And, yes, that could be an evergreen sentence.

On third-and-8 at Iowa’s 35-yard line early in the second half, Kent State had a great play call against Iowa’s dime defense. A screen to the right to Marquez Cooper was wide open. The only defensive back who would have a chance to stop it from being a 35-yard touchdown was Jack Koerner, who was taken to the ground with an excellent wide-receiver block.

But Campbell saved the day. After charging in on a blitz, the middle linebacker saw the screen developing and brilliantly evaded the block of offensive lineman Jack Bailey. Campbell closed quickly and caught Cooper just after he caught the pass and tackled him for no gain.

It was an incredible display of athleticism from a 6-foot-5, 243-pound linebacker that saved six points. Campbell’s stop forced Kent State into a fourth-and-8 try, and Terry Roberts broke up that pass to end the threat.

What was Iowa trying to do on its fake-punt attempt in the fourth quarter?

Good question. Bad call.

First of all, why take a delay of game on fourth-and-4 from Kent State’s 37 to then fake it on fourth-and-9? The only thing that makes sense is Iowa wanted to really sell Kent State that it was punting.

Second, long snapper Luke Elkin was one of four Hawkeyes to go on pass routes, but he was an ineligible receiver downfield. Elkin was covered up by Dane Belton (to his left) on the line but went 5-6 yards beyond the line of scrimmage (three is the maximum allowed). There was no flag on the play, but there should have been.

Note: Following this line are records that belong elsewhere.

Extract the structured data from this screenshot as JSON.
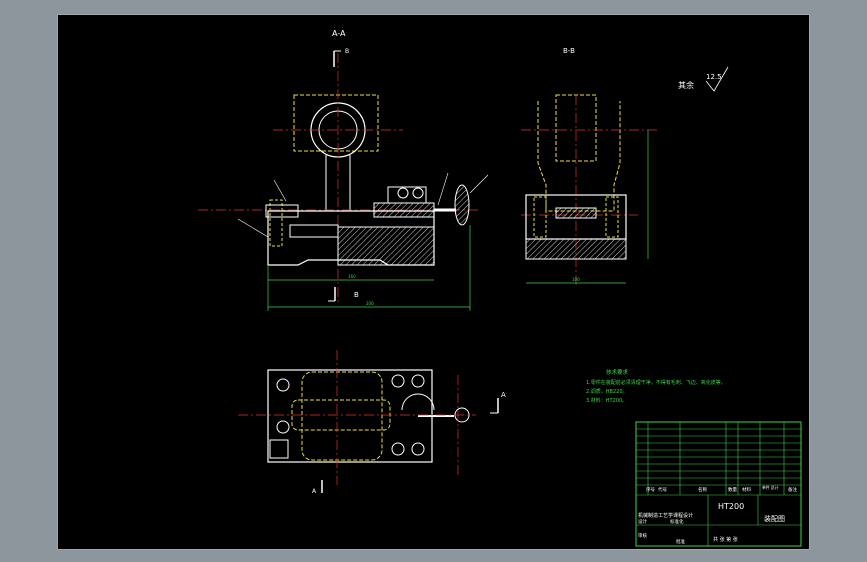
{
  "drawing": {
    "section_aa": "A-A",
    "section_bb": "B-B",
    "cut_label_b": "B",
    "cut_label_a": "A",
    "roughness_prefix": "其余",
    "roughness_value": "12.5",
    "tech_req": {
      "title": "技术要求",
      "items": [
        "1.零件在装配前必须清理干净，不得有毛刺、飞边、氧化皮等。",
        "2.调质，HB220。",
        "3.材料：HT200。"
      ]
    },
    "title_block": {
      "material": "HT200",
      "drawing_name": "装配图",
      "company": "机械制造工艺学课程设计",
      "checker_label": "审核",
      "designer_label": "设计",
      "standard_label": "标准化",
      "approve_label": "批准",
      "scale_row": "共  张  第  张",
      "col_item": "序号",
      "col_code": "代号",
      "col_name": "名称",
      "col_qty": "数量",
      "col_material": "材料",
      "col_weight": "单件 总计",
      "col_note": "备注"
    }
  },
  "colors": {
    "line": "#ffffff",
    "hidden": "#e8e03a",
    "center": "#e03030",
    "dim": "#3fd24a",
    "hatch": "#ffffff"
  }
}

Third, Kent State wasn’t fooled. Two defenders saw tight end Sam LaPorta curling toward the right sideline and met him shortly after Tory Taylor’s pass arrived for a 3-yard gain. If those players had retreated into punt-return blocking, the play would have worked — maybe for a touchdown. But neither did. Taylor’s pass was a little high, which also messed up the timing, but you can’t expect a punter to be on the money with an air-distance throw of 15 yards.

Hawkeyes columnist Chad Leistikow has covered sports for 26 years with The Des Moines Register, USA TODAY and Iowa City Press-Citizen. Follow @ChadLeistikow on Twitter.